I am by no means an expert on NFS. I border on being NFS-literate, in fact. But I excel at encountering errors. Here, I will attempt to document some of the ones I’ve figured out how to fix / work around.
mount.nfs: access denied by server
This is the error that led to the joking “one weird trick” (referencing those spammy ads) title of this post.
I keep running into errors like this:
$ sudo mount -t nfs winterfell:/home/j /mnt/j
mount.nfs: access denied by server while mounting winterfell:/home/j
I think the error can be caused by a number of things. From the client, check that
showmount -e winterfell (where
winterfell, of course, is the name of the server you’re trying to mount a volume from) (a) returns anything at all (meaning you can at least reach the server), (b) lists the share matching the one you’re trying to mount, and (c) has an IP mask that matches the one you’re connecting from.
If (a) fails, check
iptables (make sure port 2049, at least, is open). If (b) or (c) fails, fix it in
/etc/exports, and reload the config with
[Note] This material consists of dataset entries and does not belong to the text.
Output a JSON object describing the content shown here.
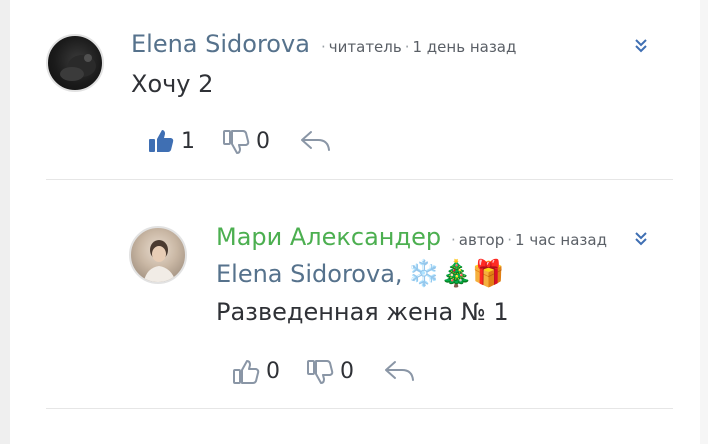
{
  "comments": [
    {
      "author": "Elena Sidorova",
      "role": "читатель",
      "time": "1 день назад",
      "text": "Хочу 2",
      "likes": "1",
      "dislikes": "0"
    },
    {
      "author": "Мари Александер",
      "role": "автор",
      "time": "1 час назад",
      "mention": "Elena Sidorova,",
      "emoji": "❄️🎄🎁",
      "text": "Разведенная жена № 1",
      "likes": "0",
      "dislikes": "0"
    }
  ],
  "colors": {
    "author_blue": "#56728c",
    "author_green": "#4caf50",
    "icon_blue": "#3f6fb3",
    "icon_outline": "#8a96a6",
    "meta": "#5a5f66"
  },
  "meta_separator": "·"
}
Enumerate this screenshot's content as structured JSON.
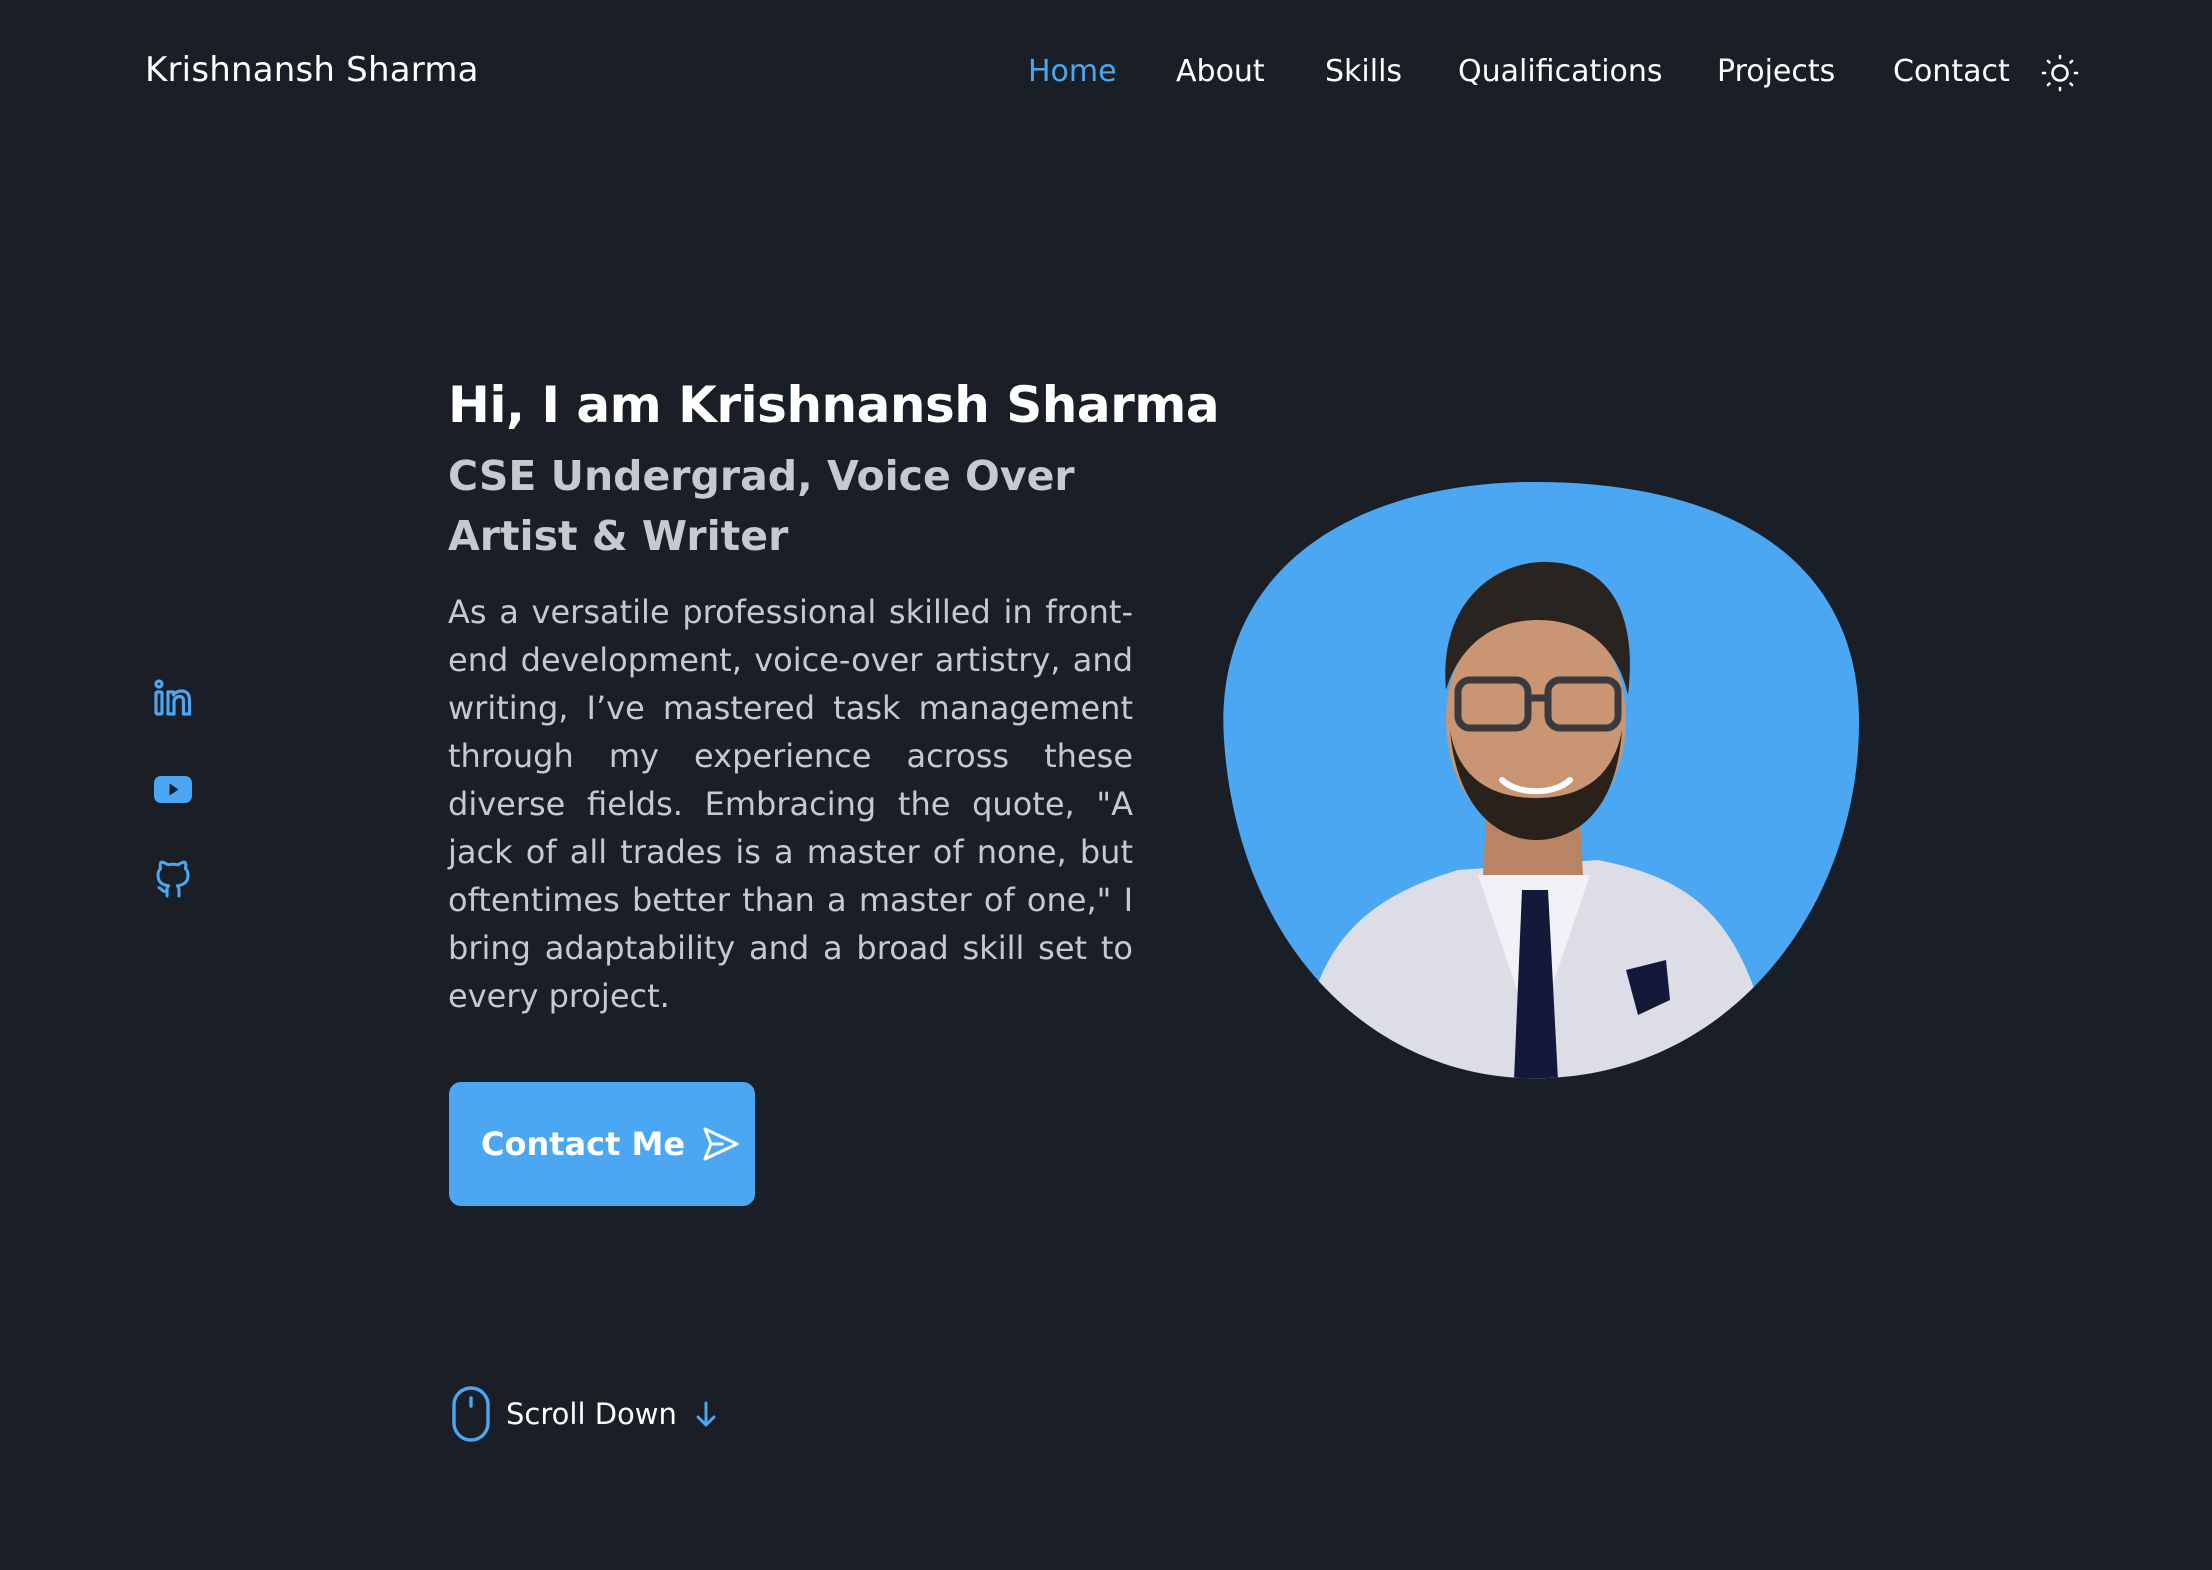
{
  "header": {
    "brand": "Krishnansh Sharma",
    "nav": [
      {
        "label": "Home",
        "active": true
      },
      {
        "label": "About",
        "active": false
      },
      {
        "label": "Skills",
        "active": false
      },
      {
        "label": "Qualifications",
        "active": false
      },
      {
        "label": "Projects",
        "active": false
      },
      {
        "label": "Contact",
        "active": false
      }
    ],
    "theme_icon": "sun-icon"
  },
  "social": [
    {
      "icon": "linkedin-icon"
    },
    {
      "icon": "youtube-icon"
    },
    {
      "icon": "github-icon"
    }
  ],
  "hero": {
    "title": "Hi, I am Krishnansh Sharma",
    "subtitle": "CSE Undergrad, Voice Over Artist & Writer",
    "description": "As a versatile professional skilled in front-end development, voice-over artistry, and writing, I’ve mastered task management through my experience across these diverse fields. Embracing the quote, \"A jack of all trades is a master of none, but oftentimes better than a master of one,\" I bring adaptability and a broad skill set to every project.",
    "cta_label": "Contact Me",
    "cta_icon": "send-icon"
  },
  "scroll": {
    "label": "Scroll Down",
    "icon": "mouse-icon",
    "arrow_icon": "arrow-down-icon"
  },
  "colors": {
    "background": "#1a1f27",
    "accent": "#4ba7f1",
    "text": "#ffffff",
    "muted": "#c6c9ce"
  }
}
But if everything above looks normal, but you can’t actually mount the share, it’s probably this: NFSv4 appears to require functional reverse DNS or it will fail without telling you much about what’s going on. I’m still a bit in the dark on the details. You might try using the IP instead of a hostname. If that doesn’t work, the “one weird trick” is to fall back to NFSv3 (or even NFSv2, but don’t), which doesn’t do this. Something like this:
sudo mount -t nfs -o nfsvers=3 winterfell:/home/j /mnt/j
If that succeeds, you’ll know the problem.
mount_nfs: can’t mount $share from $hostname onto $mountpoint: Operation not permitted
I keep getting this one when trying to mount things on a Mac client.
This is fixed by adding the
-o resvport flag to your mount command, e.g.:
sudo mount -t nfs -o resvport winterfell:/home/j /mnt/j
IIUC, what is happening here is that the server is requiring that clients connect from a reserved (<1024) port (which only superusers can do), but the Mac client doesn’t do that by default.
-o resvport tells it to bind to a reserved port, and you’re golden.
Hopefully someone else will find these tips useful. (That “someone else” may be me in six months’ time…)